**What is needed**
Where a line below carries the word "kind", include it in the count, then give the count alone.

**Records for the task**
<<<<

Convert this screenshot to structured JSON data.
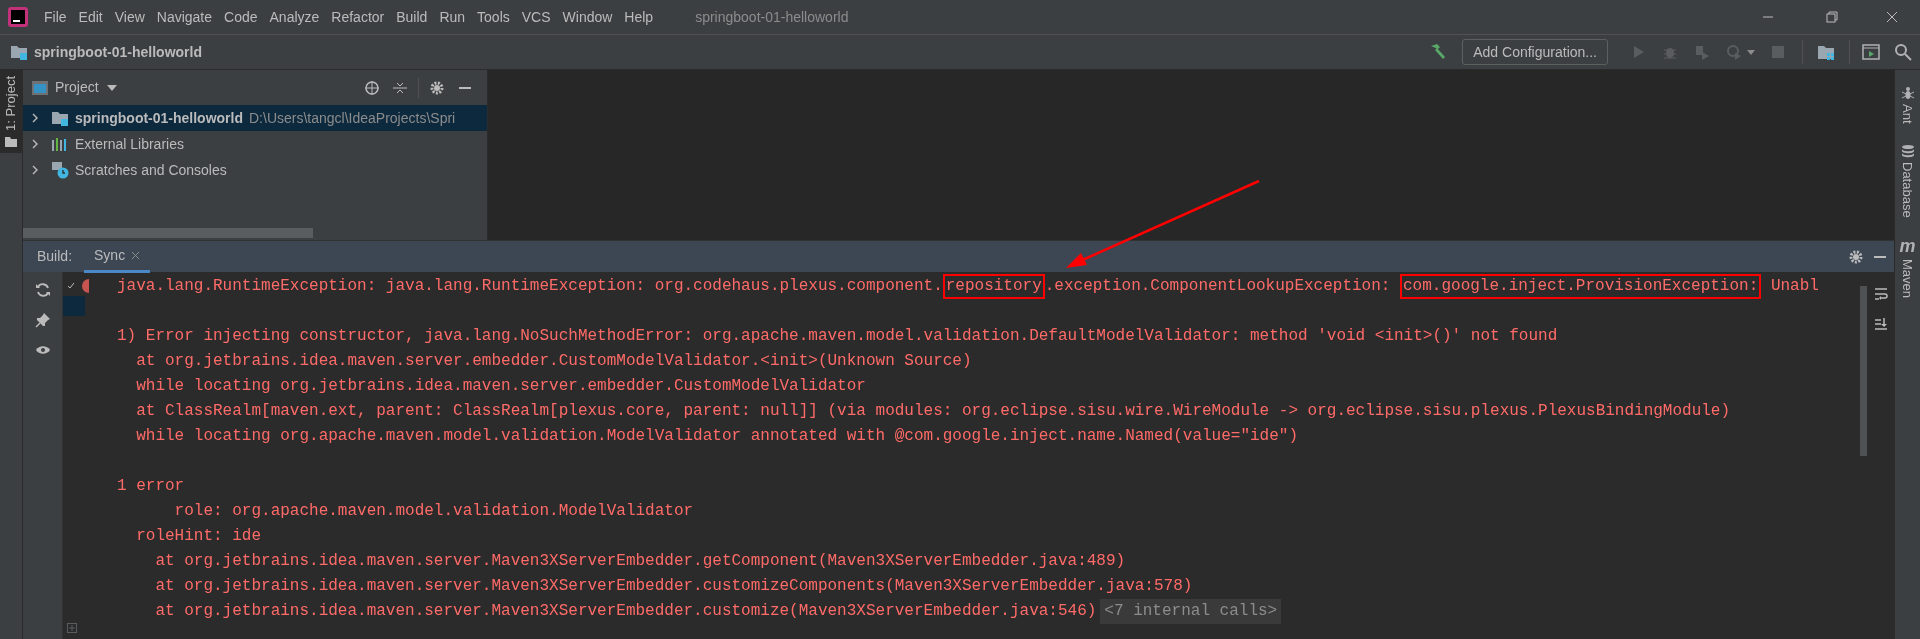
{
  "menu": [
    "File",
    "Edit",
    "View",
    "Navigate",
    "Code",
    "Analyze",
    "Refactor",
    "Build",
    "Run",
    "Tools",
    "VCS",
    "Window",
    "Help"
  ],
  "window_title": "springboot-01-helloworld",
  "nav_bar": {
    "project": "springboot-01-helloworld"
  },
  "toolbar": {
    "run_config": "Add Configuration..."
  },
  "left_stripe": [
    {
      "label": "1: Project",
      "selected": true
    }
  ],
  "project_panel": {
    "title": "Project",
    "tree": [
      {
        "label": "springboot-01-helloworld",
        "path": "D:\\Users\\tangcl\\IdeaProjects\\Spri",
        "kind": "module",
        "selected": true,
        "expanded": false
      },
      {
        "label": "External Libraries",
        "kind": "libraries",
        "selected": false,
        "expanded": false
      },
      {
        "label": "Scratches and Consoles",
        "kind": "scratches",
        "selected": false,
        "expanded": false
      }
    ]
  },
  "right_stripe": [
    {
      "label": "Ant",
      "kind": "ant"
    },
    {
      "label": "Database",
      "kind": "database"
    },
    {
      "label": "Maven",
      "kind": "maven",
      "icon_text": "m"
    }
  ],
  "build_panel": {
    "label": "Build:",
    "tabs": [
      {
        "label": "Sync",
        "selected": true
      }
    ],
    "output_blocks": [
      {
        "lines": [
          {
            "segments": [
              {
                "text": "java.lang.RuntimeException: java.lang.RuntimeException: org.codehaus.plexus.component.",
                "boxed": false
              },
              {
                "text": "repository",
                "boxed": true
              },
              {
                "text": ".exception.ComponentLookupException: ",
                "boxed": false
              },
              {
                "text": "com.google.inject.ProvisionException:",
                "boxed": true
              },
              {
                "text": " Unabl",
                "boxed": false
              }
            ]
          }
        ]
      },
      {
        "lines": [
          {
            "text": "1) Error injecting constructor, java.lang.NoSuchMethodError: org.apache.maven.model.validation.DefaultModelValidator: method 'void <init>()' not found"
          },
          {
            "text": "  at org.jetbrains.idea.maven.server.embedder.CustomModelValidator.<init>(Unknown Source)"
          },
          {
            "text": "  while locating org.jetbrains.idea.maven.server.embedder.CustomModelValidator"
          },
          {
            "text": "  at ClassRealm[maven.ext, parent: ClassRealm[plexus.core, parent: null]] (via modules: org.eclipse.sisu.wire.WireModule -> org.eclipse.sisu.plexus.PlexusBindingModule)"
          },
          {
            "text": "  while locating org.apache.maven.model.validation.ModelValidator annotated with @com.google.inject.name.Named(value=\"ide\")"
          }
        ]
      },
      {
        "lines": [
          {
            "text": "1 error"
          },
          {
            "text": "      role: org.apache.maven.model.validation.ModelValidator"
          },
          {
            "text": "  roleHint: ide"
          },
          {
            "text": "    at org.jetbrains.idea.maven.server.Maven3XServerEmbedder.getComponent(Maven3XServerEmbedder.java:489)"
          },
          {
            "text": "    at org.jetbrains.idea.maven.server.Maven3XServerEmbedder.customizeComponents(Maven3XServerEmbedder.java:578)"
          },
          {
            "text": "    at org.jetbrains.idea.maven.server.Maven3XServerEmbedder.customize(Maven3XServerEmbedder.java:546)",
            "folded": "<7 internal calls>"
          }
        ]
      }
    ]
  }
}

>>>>

**Result below**
6